'''

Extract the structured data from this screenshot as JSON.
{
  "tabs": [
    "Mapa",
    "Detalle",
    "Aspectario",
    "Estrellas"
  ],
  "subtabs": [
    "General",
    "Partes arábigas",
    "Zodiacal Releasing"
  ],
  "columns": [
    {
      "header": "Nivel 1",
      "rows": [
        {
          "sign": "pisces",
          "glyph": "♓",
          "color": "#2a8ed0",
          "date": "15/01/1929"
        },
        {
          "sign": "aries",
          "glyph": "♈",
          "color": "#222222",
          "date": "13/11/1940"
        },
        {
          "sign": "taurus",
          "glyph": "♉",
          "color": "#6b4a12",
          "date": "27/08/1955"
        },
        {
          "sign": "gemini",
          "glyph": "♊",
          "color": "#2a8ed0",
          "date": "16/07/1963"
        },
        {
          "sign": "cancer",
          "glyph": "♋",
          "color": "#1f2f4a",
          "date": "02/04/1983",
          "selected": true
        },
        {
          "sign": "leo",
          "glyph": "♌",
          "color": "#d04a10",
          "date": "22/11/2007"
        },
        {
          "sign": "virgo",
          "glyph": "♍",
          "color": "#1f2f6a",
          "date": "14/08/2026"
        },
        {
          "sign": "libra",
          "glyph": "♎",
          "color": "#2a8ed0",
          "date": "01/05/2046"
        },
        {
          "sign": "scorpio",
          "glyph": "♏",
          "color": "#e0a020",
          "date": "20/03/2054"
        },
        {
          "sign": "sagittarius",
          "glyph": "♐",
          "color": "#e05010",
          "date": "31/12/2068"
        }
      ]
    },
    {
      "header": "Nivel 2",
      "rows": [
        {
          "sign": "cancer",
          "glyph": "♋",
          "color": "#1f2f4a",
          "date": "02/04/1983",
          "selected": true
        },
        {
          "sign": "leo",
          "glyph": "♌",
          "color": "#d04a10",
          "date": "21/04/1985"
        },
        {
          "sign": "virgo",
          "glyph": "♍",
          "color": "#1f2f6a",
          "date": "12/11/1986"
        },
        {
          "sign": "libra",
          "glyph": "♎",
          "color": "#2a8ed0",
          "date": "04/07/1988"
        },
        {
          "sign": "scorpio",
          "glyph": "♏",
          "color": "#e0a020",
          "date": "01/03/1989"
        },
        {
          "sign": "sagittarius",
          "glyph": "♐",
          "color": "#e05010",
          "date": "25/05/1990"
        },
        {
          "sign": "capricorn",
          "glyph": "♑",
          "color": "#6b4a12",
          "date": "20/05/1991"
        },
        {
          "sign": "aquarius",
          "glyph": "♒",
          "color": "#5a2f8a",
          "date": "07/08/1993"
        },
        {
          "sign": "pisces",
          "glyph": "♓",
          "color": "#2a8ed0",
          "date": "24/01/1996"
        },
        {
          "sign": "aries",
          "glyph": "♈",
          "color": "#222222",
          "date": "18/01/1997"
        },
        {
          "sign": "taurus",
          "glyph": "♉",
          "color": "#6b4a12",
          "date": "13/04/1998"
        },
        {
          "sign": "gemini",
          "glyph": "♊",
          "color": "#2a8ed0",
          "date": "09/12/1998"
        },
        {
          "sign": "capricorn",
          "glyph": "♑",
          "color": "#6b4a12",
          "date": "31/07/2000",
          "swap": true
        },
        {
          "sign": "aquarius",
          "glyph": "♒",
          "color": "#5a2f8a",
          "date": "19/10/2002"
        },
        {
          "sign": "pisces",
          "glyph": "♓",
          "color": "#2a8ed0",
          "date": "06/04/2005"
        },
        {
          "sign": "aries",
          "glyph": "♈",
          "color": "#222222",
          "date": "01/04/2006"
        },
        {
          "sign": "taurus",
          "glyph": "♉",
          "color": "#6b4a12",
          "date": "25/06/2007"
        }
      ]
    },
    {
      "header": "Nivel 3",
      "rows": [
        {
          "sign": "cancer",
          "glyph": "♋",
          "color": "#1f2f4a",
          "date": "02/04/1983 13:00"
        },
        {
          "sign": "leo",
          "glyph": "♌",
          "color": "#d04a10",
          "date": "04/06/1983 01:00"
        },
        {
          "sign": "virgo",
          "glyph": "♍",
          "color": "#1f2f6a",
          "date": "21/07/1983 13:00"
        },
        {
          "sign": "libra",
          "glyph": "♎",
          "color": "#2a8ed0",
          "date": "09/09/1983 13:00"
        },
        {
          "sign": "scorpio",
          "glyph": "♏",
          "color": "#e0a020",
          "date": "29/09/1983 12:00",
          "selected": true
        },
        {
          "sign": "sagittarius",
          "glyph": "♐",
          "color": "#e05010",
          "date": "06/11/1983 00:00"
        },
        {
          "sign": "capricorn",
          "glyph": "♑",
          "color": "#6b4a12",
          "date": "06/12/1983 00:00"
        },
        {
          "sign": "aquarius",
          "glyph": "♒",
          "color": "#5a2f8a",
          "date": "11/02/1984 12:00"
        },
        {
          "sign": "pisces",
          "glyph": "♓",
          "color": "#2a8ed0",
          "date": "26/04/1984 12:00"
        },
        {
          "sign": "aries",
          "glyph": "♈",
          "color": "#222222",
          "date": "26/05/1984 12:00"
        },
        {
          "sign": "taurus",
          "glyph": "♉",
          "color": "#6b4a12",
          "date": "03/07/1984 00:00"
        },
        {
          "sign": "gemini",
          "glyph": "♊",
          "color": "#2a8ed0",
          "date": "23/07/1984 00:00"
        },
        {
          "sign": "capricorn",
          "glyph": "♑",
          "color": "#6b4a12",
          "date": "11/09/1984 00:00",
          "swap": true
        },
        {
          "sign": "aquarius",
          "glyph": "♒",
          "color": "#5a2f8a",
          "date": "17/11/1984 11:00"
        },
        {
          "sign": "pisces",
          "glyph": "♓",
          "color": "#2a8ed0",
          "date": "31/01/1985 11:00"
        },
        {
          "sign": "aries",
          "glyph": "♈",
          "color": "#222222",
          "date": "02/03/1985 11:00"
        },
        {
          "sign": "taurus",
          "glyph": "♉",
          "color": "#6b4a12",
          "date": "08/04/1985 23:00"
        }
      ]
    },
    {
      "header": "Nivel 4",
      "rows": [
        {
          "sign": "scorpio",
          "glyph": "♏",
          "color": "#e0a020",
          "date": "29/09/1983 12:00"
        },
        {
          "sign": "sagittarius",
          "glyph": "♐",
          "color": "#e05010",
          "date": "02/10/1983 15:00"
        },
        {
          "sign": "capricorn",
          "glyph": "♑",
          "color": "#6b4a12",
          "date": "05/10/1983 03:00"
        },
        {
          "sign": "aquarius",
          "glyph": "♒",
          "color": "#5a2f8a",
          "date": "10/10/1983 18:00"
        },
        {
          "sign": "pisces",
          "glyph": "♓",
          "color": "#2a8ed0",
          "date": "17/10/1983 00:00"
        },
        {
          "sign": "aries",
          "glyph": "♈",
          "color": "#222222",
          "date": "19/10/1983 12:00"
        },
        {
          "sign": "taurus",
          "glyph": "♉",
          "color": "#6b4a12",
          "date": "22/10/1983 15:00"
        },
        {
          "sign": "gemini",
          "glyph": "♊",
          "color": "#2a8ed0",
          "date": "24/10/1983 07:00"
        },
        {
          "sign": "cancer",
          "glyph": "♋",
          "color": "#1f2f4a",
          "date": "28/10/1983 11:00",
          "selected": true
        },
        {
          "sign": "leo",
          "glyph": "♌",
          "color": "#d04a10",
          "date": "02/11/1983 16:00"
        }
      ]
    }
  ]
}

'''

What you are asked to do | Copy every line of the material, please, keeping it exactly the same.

Solution to the problem |
Extract the structured data from this screenshot as JSON.
{
  "tabs": [
    "Mapa",
    "Detalle",
    "Aspectario",
    "Estrellas"
  ],
  "subtabs": [
    "General",
    "Partes arábigas",
    "Zodiacal Releasing"
  ],
  "columns": [
    {
      "header": "Nivel 1",
      "rows": [
        {
          "sign": "pisces",
          "glyph": "♓",
          "color": "#2a8ed0",
          "date": "15/01/1929"
        },
        {
          "sign": "aries",
          "glyph": "♈",
          "color": "#222222",
          "date": "13/11/1940"
        },
        {
          "sign": "taurus",
          "glyph": "♉",
          "color": "#6b4a12",
          "date": "27/08/1955"
        },
        {
          "sign": "gemini",
          "glyph": "♊",
          "color": "#2a8ed0",
          "date": "16/07/1963"
        },
        {
          "sign": "cancer",
          "glyph": "♋",
          "color": "#1f2f4a",
          "date": "02/04/1983",
          "selected": true
        },
        {
          "sign": "leo",
          "glyph": "♌",
          "color": "#d04a10",
          "date": "22/11/2007"
        },
        {
          "sign": "virgo",
          "glyph": "♍",
          "color": "#1f2f6a",
          "date": "14/08/2026"
        },
        {
          "sign": "libra",
          "glyph": "♎",
          "color": "#2a8ed0",
          "date": "01/05/2046"
        },
        {
          "sign": "scorpio",
          "glyph": "♏",
          "color": "#e0a020",
          "date": "20/03/2054"
        },
        {
          "sign": "sagittarius",
          "glyph": "♐",
          "color": "#e05010",
          "date": "31/12/2068"
        }
      ]
    },
    {
      "header": "Nivel 2",
      "rows": [
        {
          "sign": "cancer",
          "glyph": "♋",
          "color": "#1f2f4a",
          "date": "02/04/1983",
          "selected": true
        },
        {
          "sign": "leo",
          "glyph": "♌",
          "color": "#d04a10",
          "date": "21/04/1985"
        },
        {
          "sign": "virgo",
          "glyph": "♍",
          "color": "#1f2f6a",
          "date": "12/11/1986"
        },
        {
          "sign": "libra",
          "glyph": "♎",
          "color": "#2a8ed0",
          "date": "04/07/1988"
        },
        {
          "sign": "scorpio",
          "glyph": "♏",
          "color": "#e0a020",
          "date": "01/03/1989"
        },
        {
          "sign": "sagittarius",
          "glyph": "♐",
          "color": "#e05010",
          "date": "25/05/1990"
        },
        {
          "sign": "capricorn",
          "glyph": "♑",
          "color": "#6b4a12",
          "date": "20/05/1991"
        },
        {
          "sign": "aquarius",
          "glyph": "♒",
          "color": "#5a2f8a",
          "date": "07/08/1993"
        },
        {
          "sign": "pisces",
          "glyph": "♓",
          "color": "#2a8ed0",
          "date": "24/01/1996"
        },
        {
          "sign": "aries",
          "glyph": "♈",
          "color": "#222222",
          "date": "18/01/1997"
        },
        {
          "sign": "taurus",
          "glyph": "♉",
          "color": "#6b4a12",
          "date": "13/04/1998"
        },
        {
          "sign": "gemini",
          "glyph": "♊",
          "color": "#2a8ed0",
          "date": "09/12/1998"
        },
        {
          "sign": "capricorn",
          "glyph": "♑",
          "color": "#6b4a12",
          "date": "31/07/2000",
          "swap": true
        },
        {
          "sign": "aquarius",
          "glyph": "♒",
          "color": "#5a2f8a",
          "date": "19/10/2002"
        },
        {
          "sign": "pisces",
          "glyph": "♓",
          "color": "#2a8ed0",
          "date": "06/04/2005"
        },
        {
          "sign": "aries",
          "glyph": "♈",
          "color": "#222222",
          "date": "01/04/2006"
        },
        {
          "sign": "taurus",
          "glyph": "♉",
          "color": "#6b4a12",
          "date": "25/06/2007"
        }
      ]
    },
    {
      "header": "Nivel 3",
      "rows": [
        {
          "sign": "cancer",
          "glyph": "♋",
          "color": "#1f2f4a",
          "date": "02/04/1983 13:00"
        },
        {
          "sign": "leo",
          "glyph": "♌",
          "color": "#d04a10",
          "date": "04/06/1983 01:00"
        },
        {
          "sign": "virgo",
          "glyph": "♍",
          "color": "#1f2f6a",
          "date": "21/07/1983 13:00"
        },
        {
          "sign": "libra",
          "glyph": "♎",
          "color": "#2a8ed0",
          "date": "09/09/1983 13:00"
        },
        {
          "sign": "scorpio",
          "glyph": "♏",
          "color": "#e0a020",
          "date": "29/09/1983 12:00",
          "selected": true
        },
        {
          "sign": "sagittarius",
          "glyph": "♐",
          "color": "#e05010",
          "date": "06/11/1983 00:00"
        },
        {
          "sign": "capricorn",
          "glyph": "♑",
          "color": "#6b4a12",
          "date": "06/12/1983 00:00"
        },
        {
          "sign": "aquarius",
          "glyph": "♒",
          "color": "#5a2f8a",
          "date": "11/02/1984 12:00"
        },
        {
          "sign": "pisces",
          "glyph": "♓",
          "color": "#2a8ed0",
          "date": "26/04/1984 12:00"
        },
        {
          "sign": "aries",
          "glyph": "♈",
          "color": "#222222",
          "date": "26/05/1984 12:00"
        },
        {
          "sign": "taurus",
          "glyph": "♉",
          "color": "#6b4a12",
          "date": "03/07/1984 00:00"
        },
        {
          "sign": "gemini",
          "glyph": "♊",
          "color": "#2a8ed0",
          "date": "23/07/1984 00:00"
        },
        {
          "sign": "capricorn",
          "glyph": "♑",
          "color": "#6b4a12",
          "date": "11/09/1984 00:00",
          "swap": true
        },
        {
          "sign": "aquarius",
          "glyph": "♒",
          "color": "#5a2f8a",
          "date": "17/11/1984 11:00"
        },
        {
          "sign": "pisces",
          "glyph": "♓",
          "color": "#2a8ed0",
          "date": "31/01/1985 11:00"
        },
        {
          "sign": "aries",
          "glyph": "♈",
          "color": "#222222",
          "date": "02/03/1985 11:00"
        },
        {
          "sign": "taurus",
          "glyph": "♉",
          "color": "#6b4a12",
          "date": "08/04/1985 23:00"
        }
      ]
    },
    {
      "header": "Nivel 4",
      "rows": [
        {
          "sign": "scorpio",
          "glyph": "♏",
          "color": "#e0a020",
          "date": "29/09/1983 12:00"
        },
        {
          "sign": "sagittarius",
          "glyph": "♐",
          "color": "#e05010",
          "date": "02/10/1983 15:00"
        },
        {
          "sign": "capricorn",
          "glyph": "♑",
          "color": "#6b4a12",
          "date": "05/10/1983 03:00"
        },
        {
          "sign": "aquarius",
          "glyph": "♒",
          "color": "#5a2f8a",
          "date": "10/10/1983 18:00"
        },
        {
          "sign": "pisces",
          "glyph": "♓",
          "color": "#2a8ed0",
          "date": "17/10/1983 00:00"
        },
        {
          "sign": "aries",
          "glyph": "♈",
          "color": "#222222",
          "date": "19/10/1983 12:00"
        },
        {
          "sign": "taurus",
          "glyph": "♉",
          "color": "#6b4a12",
          "date": "22/10/1983 15:00"
        },
        {
          "sign": "gemini",
          "glyph": "♊",
          "color": "#2a8ed0",
          "date": "24/10/1983 07:00"
        },
        {
          "sign": "cancer",
          "glyph": "♋",
          "color": "#1f2f4a",
          "date": "28/10/1983 11:00",
          "selected": true
        },
        {
          "sign": "leo",
          "glyph": "♌",
          "color": "#d04a10",
          "date": "02/11/1983 16:00"
        }
      ]
    }
  ]
}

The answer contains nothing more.